# Requirement
Output all of the data exactly, keeping any images out of the copy.

START Dataset entries

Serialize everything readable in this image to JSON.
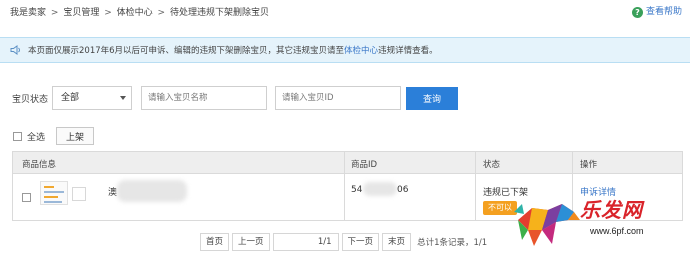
{
  "breadcrumb": {
    "items": [
      "我是卖家",
      "宝贝管理",
      "体检中心",
      "待处理违规下架删除宝贝"
    ],
    "separator": ">"
  },
  "help": {
    "label": "查看帮助",
    "icon": "question-icon",
    "icon_glyph": "?"
  },
  "notice": {
    "text_before": "本页面仅展示2017年6月以后可申诉、编辑的违规下架删除宝贝，其它违规宝贝请至",
    "link": "体检中心",
    "text_after": "违规详情查看。",
    "icon": "speaker-icon"
  },
  "filter": {
    "status_label": "宝贝状态",
    "status_value": "全部",
    "name_placeholder": "请输入宝贝名称",
    "id_placeholder": "请输入宝贝ID",
    "search_label": "查询"
  },
  "bulk": {
    "select_all_label": "全选",
    "shelve_label": "上架"
  },
  "table": {
    "columns": [
      "商品信息",
      "商品ID",
      "状态",
      "操作"
    ],
    "rows": [
      {
        "name_fragment": "澳",
        "id_start": "54",
        "id_end": "06",
        "status": "违规已下架",
        "badge": "不可以",
        "action": "申诉详情"
      }
    ]
  },
  "pagination": {
    "first": "首页",
    "prev": "上一页",
    "current": "1/1",
    "next": "下一页",
    "last": "末页",
    "summary": "总计1条记录，1/1"
  },
  "watermark": {
    "brand": "乐发网",
    "url": "www.6pf.com"
  },
  "colors": {
    "primary": "#2b7fd9",
    "link": "#3a77c8",
    "notice_bg": "#e5f3fb",
    "badge": "#f4a020",
    "brand_red": "#d9232a"
  }
}
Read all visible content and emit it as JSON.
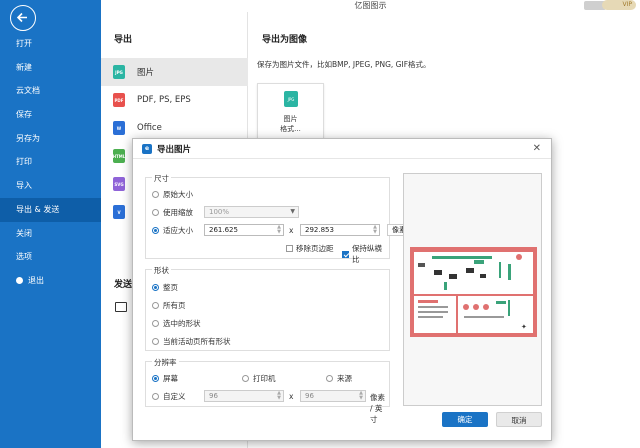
{
  "app": {
    "title": "亿图图示",
    "vip_label": "VIP"
  },
  "sidebar": {
    "items": [
      {
        "label": "打开"
      },
      {
        "label": "新建"
      },
      {
        "label": "云文档"
      },
      {
        "label": "保存"
      },
      {
        "label": "另存为"
      },
      {
        "label": "打印"
      },
      {
        "label": "导入"
      },
      {
        "label": "导出 & 发送",
        "active": true
      },
      {
        "label": "关闭"
      },
      {
        "label": "选项"
      },
      {
        "label": "退出"
      }
    ]
  },
  "export_panel": {
    "title": "导出",
    "formats": [
      {
        "icon": "jpg-icon",
        "icon_text": "JPG",
        "color": "#2bb5a3",
        "label": "图片",
        "active": true
      },
      {
        "icon": "pdf-icon",
        "icon_text": "PDF",
        "color": "#e8514d",
        "label": "PDF, PS, EPS"
      },
      {
        "icon": "word-icon",
        "icon_text": "W",
        "color": "#2b6fd6",
        "label": "Office"
      },
      {
        "icon": "html-icon",
        "icon_text": "HTML",
        "color": "#4caf50",
        "label": ""
      },
      {
        "icon": "svg-icon",
        "icon_text": "SVG",
        "color": "#8f63d8",
        "label": ""
      },
      {
        "icon": "visio-icon",
        "icon_text": "V",
        "color": "#2b6fd6",
        "label": ""
      }
    ],
    "send_title": "发送"
  },
  "image_panel": {
    "title": "导出为图像",
    "description": "保存为图片文件，比如BMP, JPEG, PNG, GIF格式。",
    "card_icon_text": "JPG",
    "card_label_line1": "图片",
    "card_label_line2": "格式..."
  },
  "dialog": {
    "title": "导出图片",
    "size": {
      "label": "尺寸",
      "original": "原始大小",
      "use_zoom": "使用缩放",
      "zoom_value": "100%",
      "fit_size": "适应大小",
      "width": "261.625",
      "height": "292.853",
      "unit": "像素",
      "remove_margin": "移除页边距",
      "keep_ratio": "保持纵横比"
    },
    "shape": {
      "label": "形状",
      "whole_page": "整页",
      "all_pages": "所有页",
      "selected_shapes": "选中的形状",
      "current_page_all": "当前活动页所有形状"
    },
    "resolution": {
      "label": "分辨率",
      "screen": "屏幕",
      "printer": "打印机",
      "source": "来源",
      "custom": "自定义",
      "x_value": "96",
      "y_value": "96",
      "times": "x",
      "unit": "像素 / 英寸"
    },
    "ok": "确定",
    "cancel": "取消"
  }
}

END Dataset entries

# Your response
Serialize everything readable in this image to JSON.
{
  "breadcrumb": {
    "items": [
      "我是卖家",
      "宝贝管理",
      "体检中心",
      "待处理违规下架删除宝贝"
    ],
    "separator": ">"
  },
  "help": {
    "label": "查看帮助",
    "icon": "question-icon",
    "icon_glyph": "?"
  },
  "notice": {
    "text_before": "本页面仅展示2017年6月以后可申诉、编辑的违规下架删除宝贝，其它违规宝贝请至",
    "link": "体检中心",
    "text_after": "违规详情查看。",
    "icon": "speaker-icon"
  },
  "filter": {
    "status_label": "宝贝状态",
    "status_value": "全部",
    "name_placeholder": "请输入宝贝名称",
    "id_placeholder": "请输入宝贝ID",
    "search_label": "查询"
  },
  "bulk": {
    "select_all_label": "全选",
    "shelve_label": "上架"
  },
  "table": {
    "columns": [
      "商品信息",
      "商品ID",
      "状态",
      "操作"
    ],
    "rows": [
      {
        "name_fragment": "澳",
        "id_start": "54",
        "id_end": "06",
        "status": "违规已下架",
        "badge": "不可以",
        "action": "申诉详情"
      }
    ]
  },
  "pagination": {
    "first": "首页",
    "prev": "上一页",
    "current": "1/1",
    "next": "下一页",
    "last": "末页",
    "summary": "总计1条记录，1/1"
  },
  "watermark": {
    "brand": "乐发网",
    "url": "www.6pf.com"
  },
  "colors": {
    "primary": "#2b7fd9",
    "link": "#3a77c8",
    "notice_bg": "#e5f3fb",
    "badge": "#f4a020",
    "brand_red": "#d9232a"
  }
}
Read all visible content and emit it as JSON.
{
  "app": {
    "title": "亿图图示",
    "vip_label": "VIP"
  },
  "sidebar": {
    "items": [
      {
        "label": "打开"
      },
      {
        "label": "新建"
      },
      {
        "label": "云文档"
      },
      {
        "label": "保存"
      },
      {
        "label": "另存为"
      },
      {
        "label": "打印"
      },
      {
        "label": "导入"
      },
      {
        "label": "导出 & 发送",
        "active": true
      },
      {
        "label": "关闭"
      },
      {
        "label": "选项"
      },
      {
        "label": "退出"
      }
    ]
  },
  "export_panel": {
    "title": "导出",
    "formats": [
      {
        "icon": "jpg-icon",
        "icon_text": "JPG",
        "color": "#2bb5a3",
        "label": "图片",
        "active": true
      },
      {
        "icon": "pdf-icon",
        "icon_text": "PDF",
        "color": "#e8514d",
        "label": "PDF, PS, EPS"
      },
      {
        "icon": "word-icon",
        "icon_text": "W",
        "color": "#2b6fd6",
        "label": "Office"
      },
      {
        "icon": "html-icon",
        "icon_text": "HTML",
        "color": "#4caf50",
        "label": ""
      },
      {
        "icon": "svg-icon",
        "icon_text": "SVG",
        "color": "#8f63d8",
        "label": ""
      },
      {
        "icon": "visio-icon",
        "icon_text": "V",
        "color": "#2b6fd6",
        "label": ""
      }
    ],
    "send_title": "发送"
  },
  "image_panel": {
    "title": "导出为图像",
    "description": "保存为图片文件，比如BMP, JPEG, PNG, GIF格式。",
    "card_icon_text": "JPG",
    "card_label_line1": "图片",
    "card_label_line2": "格式..."
  },
  "dialog": {
    "title": "导出图片",
    "size": {
      "label": "尺寸",
      "original": "原始大小",
      "use_zoom": "使用缩放",
      "zoom_value": "100%",
      "fit_size": "适应大小",
      "width": "261.625",
      "height": "292.853",
      "unit": "像素",
      "remove_margin": "移除页边距",
      "keep_ratio": "保持纵横比"
    },
    "shape": {
      "label": "形状",
      "whole_page": "整页",
      "all_pages": "所有页",
      "selected_shapes": "选中的形状",
      "current_page_all": "当前活动页所有形状"
    },
    "resolution": {
      "label": "分辨率",
      "screen": "屏幕",
      "printer": "打印机",
      "source": "来源",
      "custom": "自定义",
      "x_value": "96",
      "y_value": "96",
      "times": "x",
      "unit": "像素 / 英寸"
    },
    "ok": "确定",
    "cancel": "取消"
  }
}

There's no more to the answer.